And the dads! I guess since most young adult protagonists are female, is why the dads are always the favorite parent. Even in Hunger Games, Katniss always mentioned how she missed her father. In The Selection and Red Queen, both protagonists had a better relationship with their dads.  Sadly, I’m also guilty of this in my book, Clash of Tides. Elena misses her father because he actually cared about her. In Clash of Tides, Leona, Elena’s mother, uses her daughter to get money. However, Leona is not stupid or scattered brained. Leona is manipulative and a smart business woman.

If you write young adult books, then please, don’t make the parents dumb. It’s so annoying to read the same cliché parent type over again.

When I first read a good young adult book:


Then, when the clichés start pouring in:


Young adult stereotypes, where adults are the idiots and the teens are the smartest lol All joking aside. I hope you enjoyed this rant blog post about another young adult cliché.

Thanks to everyone who commented on my last post! I enjoyed reading about everyone’s stories and what inspired them to write. Also, I will be updating Clash of Tides on Sunday!!!

Young Adult Antagonists


Before you read this post, I just want to make it clear I do like young adult books. However, I’m finding a lot of young adult stories lacking these days. So without further ado, today’s topic is…Young Adult Antagonists!

Recently I finished reading Winter by Marissa Meyer. Surprisingly, I didn’t enjoy this book for the following reasons:

  1. The main antagonist wasn’t threatening or scarier (today’s topic). I found her whiny more than anything else
  2. The character development for Winter was lacking
  3. The book dragged on (90+ chapters)

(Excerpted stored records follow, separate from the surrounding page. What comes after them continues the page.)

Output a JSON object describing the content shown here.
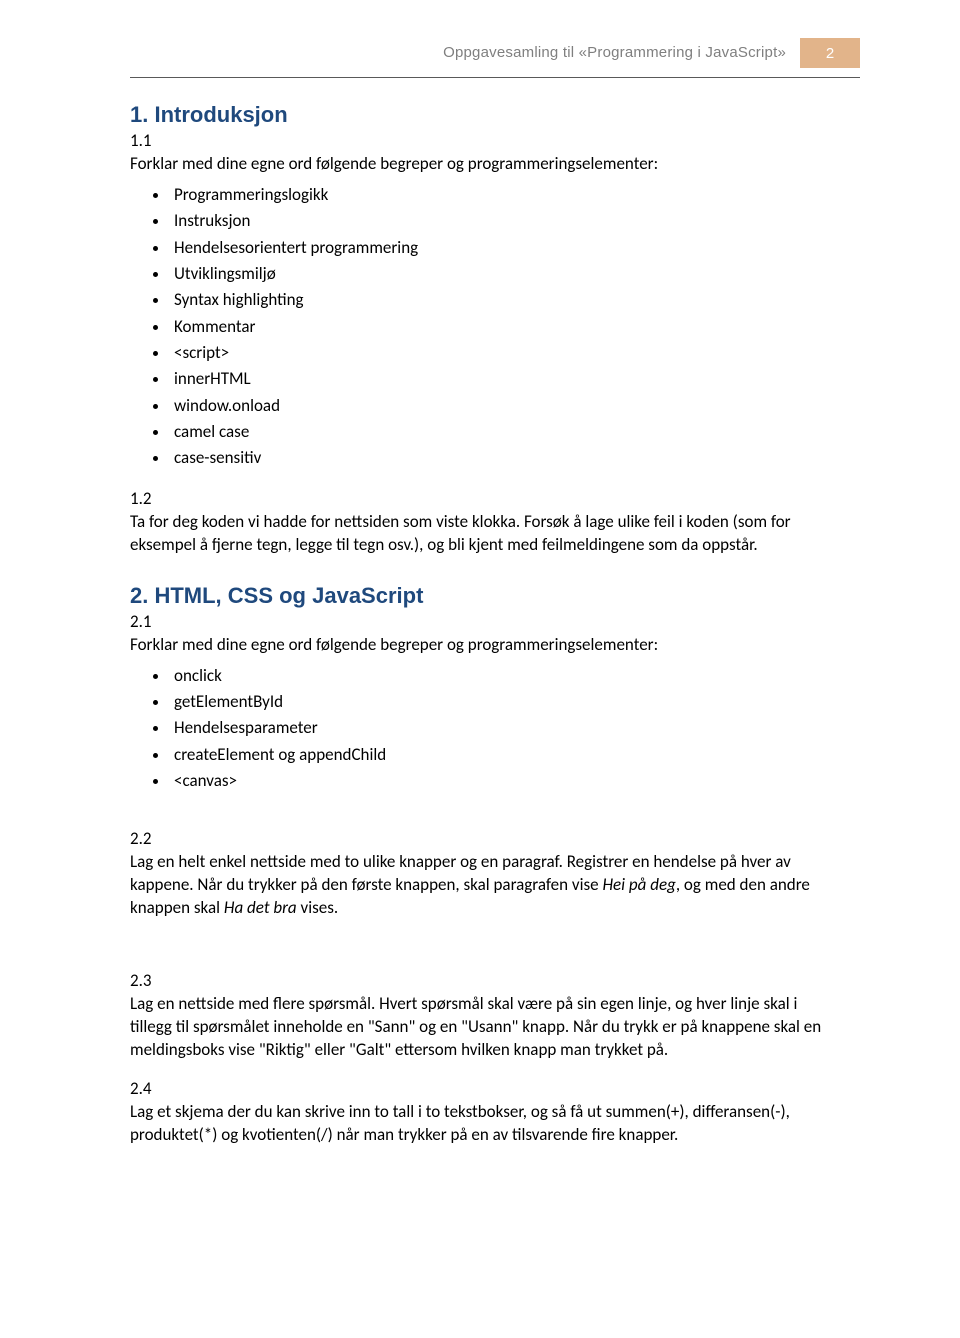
{
  "header": {
    "title": "Oppgavesamling til «Programmering i JavaScript»",
    "page_number": "2"
  },
  "s1": {
    "heading": "1. Introduksjon",
    "s11": {
      "number": "1.1",
      "intro": "Forklar med dine egne ord følgende begreper og programmeringselementer:",
      "items": [
        "Programmeringslogikk",
        "Instruksjon",
        "Hendelsesorientert programmering",
        "Utviklingsmiljø",
        "Syntax highlighting",
        "Kommentar",
        "<script>",
        "innerHTML",
        "window.onload",
        "camel case",
        "case-sensitiv"
      ]
    },
    "s12": {
      "number": "1.2",
      "text": "Ta for deg koden vi hadde for nettsiden som viste klokka. Forsøk å lage ulike feil i koden (som for eksempel å fjerne tegn, legge til tegn osv.), og bli kjent med feilmeldingene som da oppstår."
    }
  },
  "s2": {
    "heading": "2. HTML, CSS og JavaScript",
    "s21": {
      "number": "2.1",
      "intro": "Forklar med dine egne ord følgende begreper og programmeringselementer:",
      "items": [
        "onclick",
        "getElementById",
        "Hendelsesparameter",
        "createElement og appendChild",
        "<canvas>"
      ]
    },
    "s22": {
      "number": "2.2",
      "pre": "Lag en helt enkel nettside med to ulike knapper og en paragraf. Registrer en hendelse på hver av kappene. Når du trykker på den første knappen, skal paragrafen vise ",
      "it1": "Hei på deg",
      "mid": ", og med den andre knappen skal ",
      "it2": "Ha det bra",
      "post": " vises."
    },
    "s23": {
      "number": "2.3",
      "text": "Lag en nettside med flere spørsmål. Hvert spørsmål skal være på sin egen linje, og hver linje skal i tillegg til spørsmålet inneholde en \"Sann\" og en \"Usann\" knapp. Når du trykk er på knappene skal en meldingsboks vise \"Riktig\" eller \"Galt\" ettersom hvilken knapp man trykket på."
    },
    "s24": {
      "number": "2.4",
      "text": "Lag et skjema der du kan skrive inn to tall i to tekstbokser, og så få ut summen(+), differansen(-), produktet(*) og kvotienten(/) når man trykker på en av tilsvarende fire knapper."
    }
  }
}
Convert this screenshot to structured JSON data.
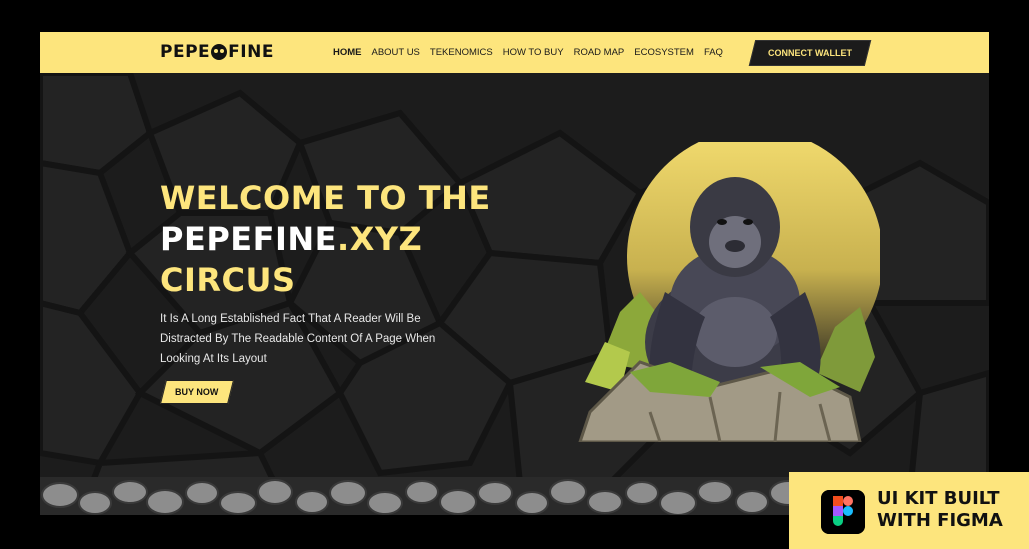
{
  "logo": {
    "left": "PEPE",
    "right": "FINE"
  },
  "nav": {
    "items": [
      "HOME",
      "ABOUT US",
      "TEKENOMICS",
      "HOW TO BUY",
      "ROAD MAP",
      "ECOSYSTEM",
      "FAQ"
    ],
    "active": "HOME"
  },
  "connect_label": "CONNECT WALLET",
  "hero": {
    "line1": "WELCOME TO THE",
    "line2_white": "PEPEFINE",
    "line2_yellow": ".XYZ",
    "line3": "CIRCUS",
    "description": "It Is A Long Established Fact That A Reader Will Be Distracted By The Readable Content Of A Page When Looking At Its Layout",
    "cta": "BUY NOW"
  },
  "badge": {
    "line1": "UI KIT BUILT",
    "line2": "WITH FIGMA"
  },
  "colors": {
    "accent": "#fde57d",
    "dark": "#1d1d1d",
    "background": "#000000"
  },
  "icons": [
    "gorilla-illustration",
    "figma-icon",
    "logo-face-icon"
  ]
}
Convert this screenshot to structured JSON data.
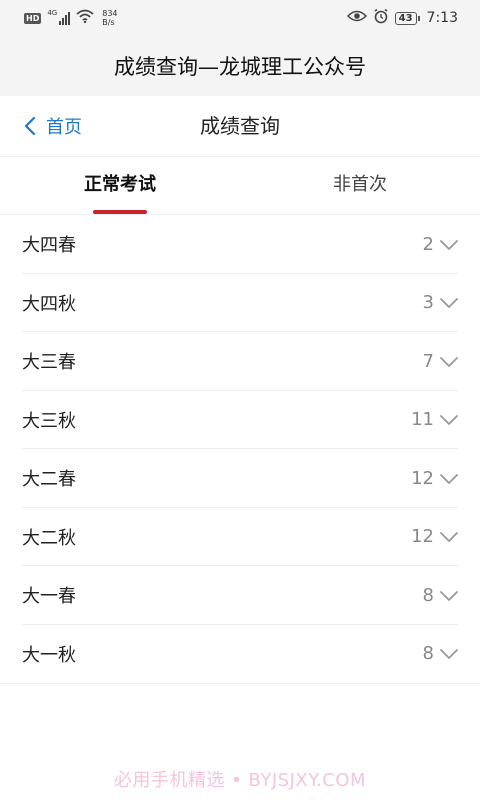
{
  "status_bar": {
    "hd_label": "HD",
    "network_gen": "4G",
    "speed_value": "834",
    "speed_unit": "B/s",
    "battery_level": "43",
    "time": "7:13",
    "icons": [
      "signal-icon",
      "wifi-icon",
      "eye-icon",
      "alarm-icon",
      "battery-icon"
    ]
  },
  "app_title": "成绩查询—龙城理工公众号",
  "nav": {
    "back_label": "首页",
    "title": "成绩查询"
  },
  "tabs": [
    {
      "label": "正常考试",
      "active": true
    },
    {
      "label": "非首次",
      "active": false
    }
  ],
  "semesters": [
    {
      "label": "大四春",
      "count": "2"
    },
    {
      "label": "大四秋",
      "count": "3"
    },
    {
      "label": "大三春",
      "count": "7"
    },
    {
      "label": "大三秋",
      "count": "11"
    },
    {
      "label": "大二春",
      "count": "12"
    },
    {
      "label": "大二秋",
      "count": "12"
    },
    {
      "label": "大一春",
      "count": "8"
    },
    {
      "label": "大一秋",
      "count": "8"
    }
  ],
  "watermark": "必用手机精选 • BYJSJXY.COM",
  "colors": {
    "accent_blue": "#1f78c8",
    "tab_indicator_red": "#c8232c",
    "header_bg": "#f4f4f4"
  }
}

Another young adult book I read this year also had a, hmm, weak antagonist. To confirm my feelings about this, I went to Goodreads and saw other readers felt the same way I did. They felt the antagonist was similar to Joffrey Lannister (*cough* I mean Baratheon). The antagonist was whiny like Joffrey but didn’t have the same killer instincts. Thank goodness Joffrey wasn’t the only antagonist in Game of Thrones, or the books wouldn’t have been very interesting.

I don’t know what it is, maybe I should take a break from young adult books, but I’m finding the antagonists boring and dull. They are supposed to be big and bad, and yet, all they ever do is idle threats. And when they do act, it’s something little, like locking up the protagonist’s friends or “hurting” their family member. I put hurt in quotes because it’s barely anything – more like a slap on the wrist.

As I said before, I do like young adult books. Finding a YA novel with a balanced protagonist, good story development and a scary antagonist is a rare find. Well, there is one young adult novel where the antagonists scared me. In The Maze Runner, those scientists freak me out. Anyone who can lock you up in a maze and fake their own deaths is scary.

What do you think about YA antagonists? Do you find them lacking?

As always, thanks for reading!